Under Saudi Arabia’s ‘Vision 2030’ reform plans and the flagship ‘Made in India’ initiative of the Indian government, cooperation in the research, development and manufacture of weapon systems and equipment offers great potential. Authorities in both nations have revealed that they would have particular interest in collaborating in the fields of shipbuilding, ammunition manufacturing, drone technology, cyber-security, space and emerging new technologies.

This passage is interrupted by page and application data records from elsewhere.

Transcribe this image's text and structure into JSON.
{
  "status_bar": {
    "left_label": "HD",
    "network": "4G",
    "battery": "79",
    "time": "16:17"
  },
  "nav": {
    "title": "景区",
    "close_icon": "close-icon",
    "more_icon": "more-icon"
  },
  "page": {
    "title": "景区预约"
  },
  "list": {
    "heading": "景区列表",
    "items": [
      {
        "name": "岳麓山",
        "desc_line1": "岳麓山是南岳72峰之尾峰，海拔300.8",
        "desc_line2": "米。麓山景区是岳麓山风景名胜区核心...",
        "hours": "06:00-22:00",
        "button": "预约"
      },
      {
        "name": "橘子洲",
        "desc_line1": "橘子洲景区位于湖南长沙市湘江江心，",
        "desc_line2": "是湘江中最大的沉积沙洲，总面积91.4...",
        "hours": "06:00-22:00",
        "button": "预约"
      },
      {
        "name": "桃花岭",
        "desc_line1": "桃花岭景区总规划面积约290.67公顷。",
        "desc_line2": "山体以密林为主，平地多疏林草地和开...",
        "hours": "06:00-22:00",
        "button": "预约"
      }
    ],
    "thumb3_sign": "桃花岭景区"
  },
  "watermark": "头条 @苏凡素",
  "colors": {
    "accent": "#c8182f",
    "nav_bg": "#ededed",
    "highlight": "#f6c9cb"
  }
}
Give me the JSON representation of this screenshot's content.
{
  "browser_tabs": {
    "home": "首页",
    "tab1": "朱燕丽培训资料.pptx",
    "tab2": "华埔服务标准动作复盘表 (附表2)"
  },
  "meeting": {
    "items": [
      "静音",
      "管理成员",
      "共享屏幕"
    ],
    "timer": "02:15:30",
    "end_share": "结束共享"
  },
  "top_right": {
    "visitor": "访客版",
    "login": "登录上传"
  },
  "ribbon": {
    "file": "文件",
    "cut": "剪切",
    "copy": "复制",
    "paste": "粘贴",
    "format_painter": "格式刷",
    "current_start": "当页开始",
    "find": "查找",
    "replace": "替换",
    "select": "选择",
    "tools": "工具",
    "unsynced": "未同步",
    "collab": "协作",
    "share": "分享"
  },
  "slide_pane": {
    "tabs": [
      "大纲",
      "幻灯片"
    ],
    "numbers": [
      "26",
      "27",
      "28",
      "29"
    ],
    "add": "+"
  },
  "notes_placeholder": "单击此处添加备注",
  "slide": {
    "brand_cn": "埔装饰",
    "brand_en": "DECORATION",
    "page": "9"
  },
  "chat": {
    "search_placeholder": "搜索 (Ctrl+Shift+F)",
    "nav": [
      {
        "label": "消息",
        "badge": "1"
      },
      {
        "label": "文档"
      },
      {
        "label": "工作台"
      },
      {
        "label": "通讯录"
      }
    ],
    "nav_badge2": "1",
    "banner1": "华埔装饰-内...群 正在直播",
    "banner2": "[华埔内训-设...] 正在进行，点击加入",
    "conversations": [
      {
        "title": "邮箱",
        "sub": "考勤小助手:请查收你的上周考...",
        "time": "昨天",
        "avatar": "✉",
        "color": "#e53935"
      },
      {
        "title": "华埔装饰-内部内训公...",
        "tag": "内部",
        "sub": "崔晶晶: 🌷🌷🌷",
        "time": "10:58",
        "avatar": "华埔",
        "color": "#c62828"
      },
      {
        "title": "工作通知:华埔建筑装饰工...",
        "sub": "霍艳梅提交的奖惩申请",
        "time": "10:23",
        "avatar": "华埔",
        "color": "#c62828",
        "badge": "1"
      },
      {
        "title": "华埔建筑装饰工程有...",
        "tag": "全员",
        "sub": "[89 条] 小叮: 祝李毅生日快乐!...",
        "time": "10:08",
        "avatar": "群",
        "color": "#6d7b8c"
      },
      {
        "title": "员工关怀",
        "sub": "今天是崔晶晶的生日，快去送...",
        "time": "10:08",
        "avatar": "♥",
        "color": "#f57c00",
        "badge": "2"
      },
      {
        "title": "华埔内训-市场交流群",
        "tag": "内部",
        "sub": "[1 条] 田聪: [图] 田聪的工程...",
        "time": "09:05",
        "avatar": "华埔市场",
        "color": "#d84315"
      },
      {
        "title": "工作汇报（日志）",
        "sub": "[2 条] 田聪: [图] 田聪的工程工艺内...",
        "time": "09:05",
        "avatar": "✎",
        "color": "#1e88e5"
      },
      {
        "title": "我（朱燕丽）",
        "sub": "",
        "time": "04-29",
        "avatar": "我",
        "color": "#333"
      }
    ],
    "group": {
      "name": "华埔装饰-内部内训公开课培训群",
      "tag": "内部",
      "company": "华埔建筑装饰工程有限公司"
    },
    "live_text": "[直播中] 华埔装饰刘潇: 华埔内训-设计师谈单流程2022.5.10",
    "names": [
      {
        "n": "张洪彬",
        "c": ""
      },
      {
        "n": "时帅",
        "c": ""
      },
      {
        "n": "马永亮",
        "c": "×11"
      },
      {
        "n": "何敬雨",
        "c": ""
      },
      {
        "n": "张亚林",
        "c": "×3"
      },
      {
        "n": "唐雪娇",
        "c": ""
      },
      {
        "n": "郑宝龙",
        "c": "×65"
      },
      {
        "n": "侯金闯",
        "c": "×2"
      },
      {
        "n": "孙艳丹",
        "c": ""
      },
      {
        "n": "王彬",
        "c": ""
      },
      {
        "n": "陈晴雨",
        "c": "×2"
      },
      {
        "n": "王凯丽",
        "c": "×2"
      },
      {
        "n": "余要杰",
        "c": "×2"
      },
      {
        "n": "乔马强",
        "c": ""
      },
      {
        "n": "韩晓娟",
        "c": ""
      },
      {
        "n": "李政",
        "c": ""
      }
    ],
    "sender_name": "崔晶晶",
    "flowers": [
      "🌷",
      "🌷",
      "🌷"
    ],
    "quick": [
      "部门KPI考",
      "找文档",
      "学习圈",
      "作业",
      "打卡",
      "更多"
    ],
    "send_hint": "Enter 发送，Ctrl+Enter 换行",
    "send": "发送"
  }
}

The General Authority of Military Industries of Saudi Arabia and the Department of Defence Production of India signed an agreement to achieve these targets on the sidelines of Prime Minister Modi’s official visit to Riyadh in 2019. The pact calls for increased collaboration in military acquisitions, joint research, forming joint ventures and technology transfers. Moreover, during the Indian Prime Minister’s visit, India and Saudi Arabia signed over a dozen deals in several key sectors including defence, civil aviation, oil and gas intended to take the bilateral relations to a higher level.
The depth of India-Saudi defence relations was highlighted during the Yemen evacuations in 2015. At the time of the crisis, the Saudi Ministry of Defence gave access to Indian aircraft and ships engaged in the evacuation of Indian nationals from the Yemeni capital, Sanaa, as well as from the ports of Aden and Al-Hodeida as part of ‘Operation Raahat.’
The international nature of terrorism has been a cause of concern to both India and Saudi Arabia. As a result, security cooperation and intelligence sharing are important components of the strategic partnership between the two countries. Defence experts have suggested that a possible engagement of India with the Riyadh-based Islamic Military Counter Terror Coalition could be beneficial to the region. In fact, India and Saudi Arabia are likely to sign an agreement in defence intelligence soon which would further expand the bilateral security cooperation.